→ Try it:
Skip the pictures. Quote every line below, exactly, from the one with "Transcribe this image's" through the final line.

━━━━━ Data for this exercise ━━━━━

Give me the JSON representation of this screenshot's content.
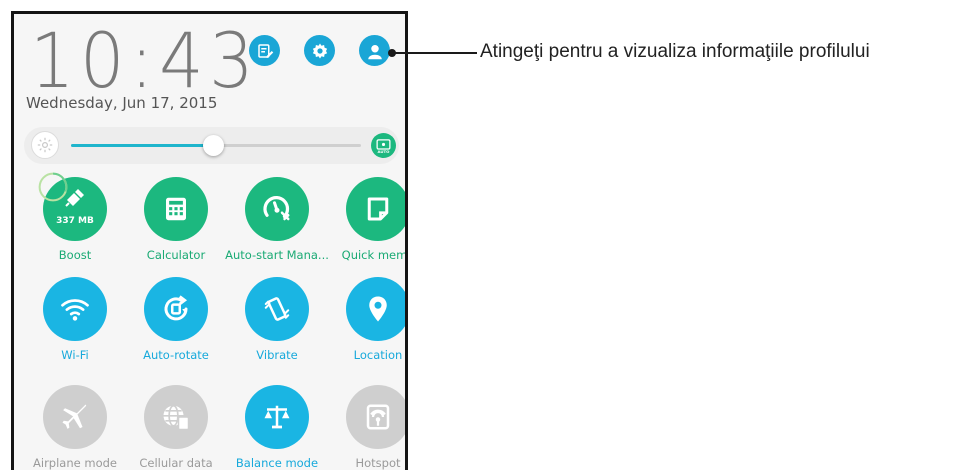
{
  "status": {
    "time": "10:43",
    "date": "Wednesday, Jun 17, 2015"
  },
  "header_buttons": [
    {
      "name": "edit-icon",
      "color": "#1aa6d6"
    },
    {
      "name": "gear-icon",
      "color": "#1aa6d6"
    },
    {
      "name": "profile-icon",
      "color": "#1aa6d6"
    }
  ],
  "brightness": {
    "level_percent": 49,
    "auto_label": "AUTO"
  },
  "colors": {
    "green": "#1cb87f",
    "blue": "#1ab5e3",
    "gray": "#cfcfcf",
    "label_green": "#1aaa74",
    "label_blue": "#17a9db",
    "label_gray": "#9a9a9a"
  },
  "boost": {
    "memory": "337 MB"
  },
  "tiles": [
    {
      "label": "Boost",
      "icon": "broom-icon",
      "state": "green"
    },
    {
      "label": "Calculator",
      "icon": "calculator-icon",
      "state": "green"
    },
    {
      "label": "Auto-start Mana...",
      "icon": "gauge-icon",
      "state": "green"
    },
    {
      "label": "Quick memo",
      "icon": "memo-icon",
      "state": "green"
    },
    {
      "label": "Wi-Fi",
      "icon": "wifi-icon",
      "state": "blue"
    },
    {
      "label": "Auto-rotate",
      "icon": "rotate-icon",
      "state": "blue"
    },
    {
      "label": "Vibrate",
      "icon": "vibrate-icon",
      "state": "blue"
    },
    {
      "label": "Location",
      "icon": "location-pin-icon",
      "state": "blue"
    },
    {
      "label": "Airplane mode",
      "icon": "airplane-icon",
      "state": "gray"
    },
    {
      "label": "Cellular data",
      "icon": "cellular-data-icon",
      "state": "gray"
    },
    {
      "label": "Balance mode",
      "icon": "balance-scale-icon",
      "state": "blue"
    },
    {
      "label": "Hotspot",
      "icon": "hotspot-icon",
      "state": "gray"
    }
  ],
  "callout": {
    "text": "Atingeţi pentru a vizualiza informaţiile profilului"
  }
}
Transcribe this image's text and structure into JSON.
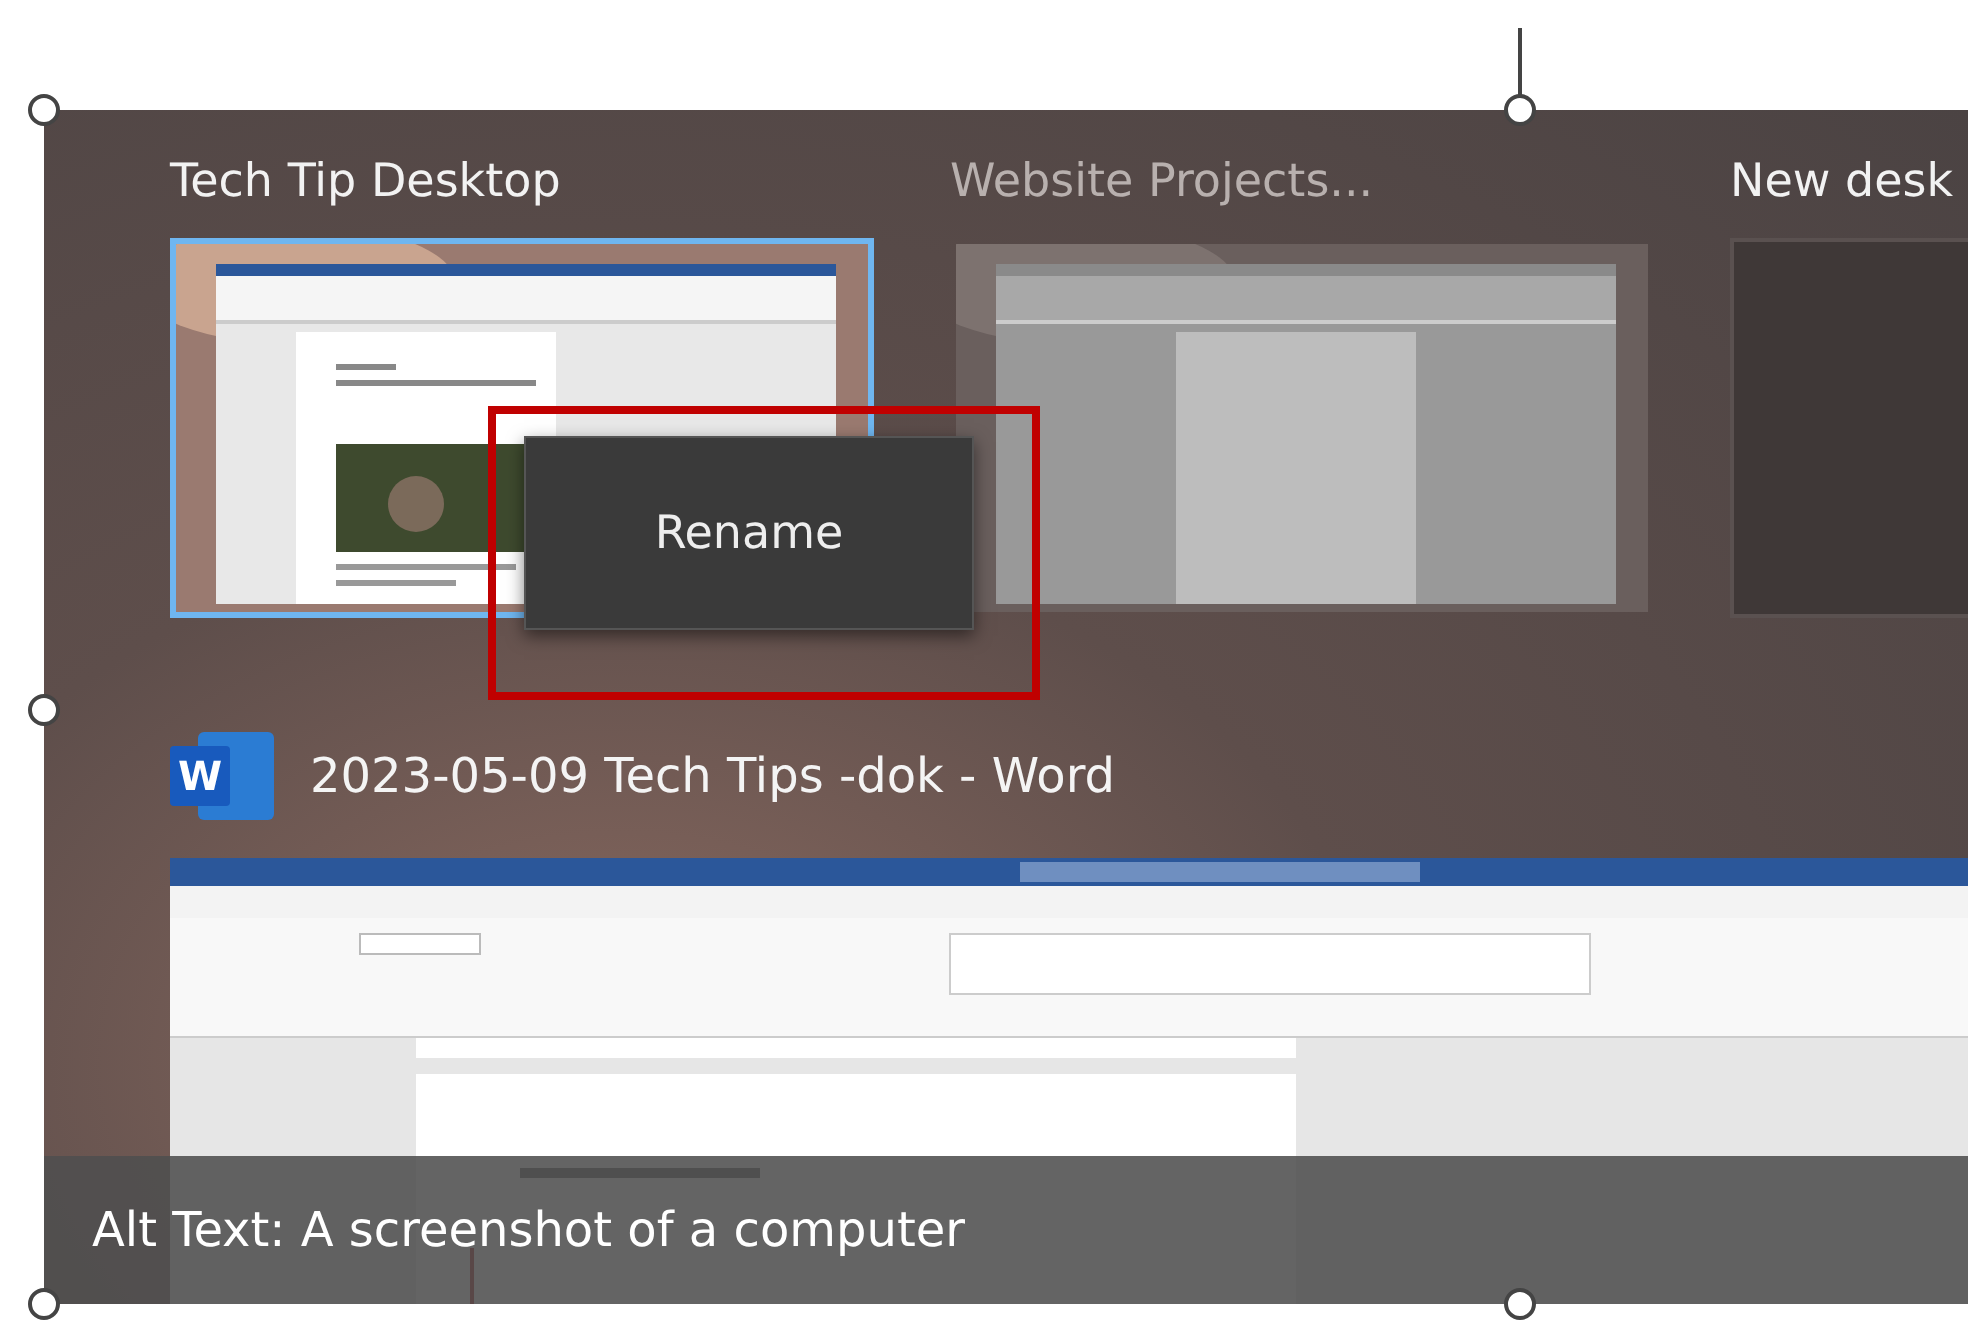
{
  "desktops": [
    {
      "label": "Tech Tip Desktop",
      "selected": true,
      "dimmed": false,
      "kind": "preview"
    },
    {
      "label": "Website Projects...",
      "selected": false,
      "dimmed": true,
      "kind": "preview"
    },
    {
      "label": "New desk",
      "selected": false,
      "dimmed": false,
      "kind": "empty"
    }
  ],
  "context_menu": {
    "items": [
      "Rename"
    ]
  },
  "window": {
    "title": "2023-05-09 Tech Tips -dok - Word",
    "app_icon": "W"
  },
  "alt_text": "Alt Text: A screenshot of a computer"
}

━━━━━

→ Result for this task:
Transcribe this image's text and structure into JSON.
{
  "desktops": [
    {
      "label": "Tech Tip Desktop",
      "selected": true,
      "dimmed": false,
      "kind": "preview"
    },
    {
      "label": "Website Projects...",
      "selected": false,
      "dimmed": true,
      "kind": "preview"
    },
    {
      "label": "New desk",
      "selected": false,
      "dimmed": false,
      "kind": "empty"
    }
  ],
  "context_menu": {
    "items": [
      "Rename"
    ]
  },
  "window": {
    "title": "2023-05-09 Tech Tips -dok - Word",
    "app_icon": "W"
  },
  "alt_text": "Alt Text: A screenshot of a computer"
}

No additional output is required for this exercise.